Why does the child need summer school? Are there alternative options – like summer school – where dad is? What about a private tutor? What will happen if the child doesn’t attend summer school?
What alternate proposal can you make? If dad doesn’t want to miss his time, how can you give him different but relatively equal time at another point and in another way?
What alternate proposal can dad make? If he doesn’t want the child go to go summer school, how will he help put the child in a position to be successful next year?
Taking away dad’s parenting time in favor of summer school will probably be a nonstarter. Look for alternatives.
I think you’ll both have to tackle these hard questions head on, and see what you can come up with. The court probably won’t be impressed with an argument that ends with, “well, he needs summer school, so dad has to deal with it.” A good argument would include reasonable alternatives that take into account dad’s need to see the child – and the child’s need to be with dad, too.
You’ll be doing yourself a disservice if you don’t consider alternatives and try to find a way to appease dad. Not only because I think it’s easier (and cheaper and better for your overall coparenting relationship) to reach an agreement rather than go to court, but also because I think the judge is going to be looking very seriously at dad’s time and wondering how to make sure the child sees him. After all, most judges these days think that what’s actually in a child’s best interest is sharing time with both parents as much as possible.
Can a child’s poor school performance result in a change in custody?
And, look, I don’t mean to imply that a child’s doing poorly in school is due to some fault of the parent, but I wouldn’t be surprised if dad came in trying to make an argument like that. There’s always the possibility that, in a relocation case, it’ll come back to whether staying with one parent is actually in the child’s best interests. To the extent that there’s evidence that the child isn’t doing well, I do think that opens the door to a discussion about where the child’s best interest is actually addressed best. I don’t think that means custody will necessarily change, but the door is open.
Agreements are better. Easier. Cheaper. More predictable. And less likely to open a can of worms that you didn’t intend to open.
I understand what you’re saying. Your kid needs summer school, and your first – and only – goal is making sure that he gets what he needs. It’s scary to think he could fall further behind, or be retained and be in a class with children a year younger than him. If I were you, I’d be worried too, and I’d also want my kid in summer school if the teachers were telling me that was his best option.
Still, as a coparenting parent, especially when you’re doing it from a distance and under a prior court order, you’re more limited than the average parent.
You’ll want to discuss with dad to see whether there isn’t a compromise, and then do some digging to think even harder about what that compromise might look like. Make it clear to him that your goal is to support his parenting time, not to take it away.
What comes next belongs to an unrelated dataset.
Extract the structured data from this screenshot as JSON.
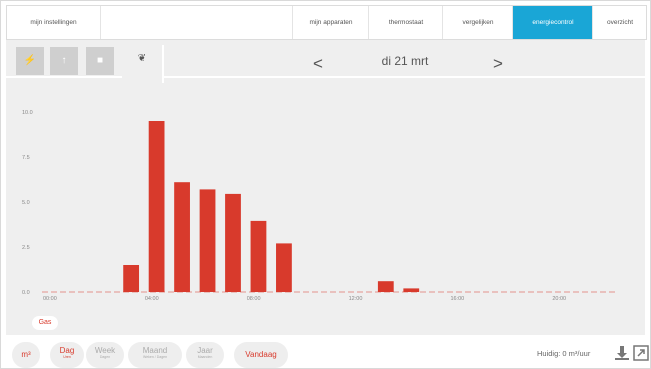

Lay all of your concerns for your child on the line. Invite him to participate in a parent/teacher conference, if he hasn’t already, even if he appears by Zoom or FaceTime. Give him a chance to come with you to the right decision.
Joint Legal Custody means that mom and dad have equal decision making power in three areas: (1) non emergency medical care, (2) religious upbringing, and (3) education. If you can’t agree, the judge casts the tiebreaking vote!
If you can’t agree, you may have to litigate – and obviously sooner rather than later. This may be something you could put up on an emergency petition, since it’s school enrollment-related. The court dockets are super backed up, though, so you’d want to get in as quick as you can. You may only have so much head’s up, though, since within the course of the academic year these problems arose, and now you’re however-many-months until summer school starts.
Working with an experienced family law attorney can help you navigate this. For more information, or to schedule a consultation with one of our licensed and experienced Virginia divorce and custody attorneys, give our office a call at 757-425-5200.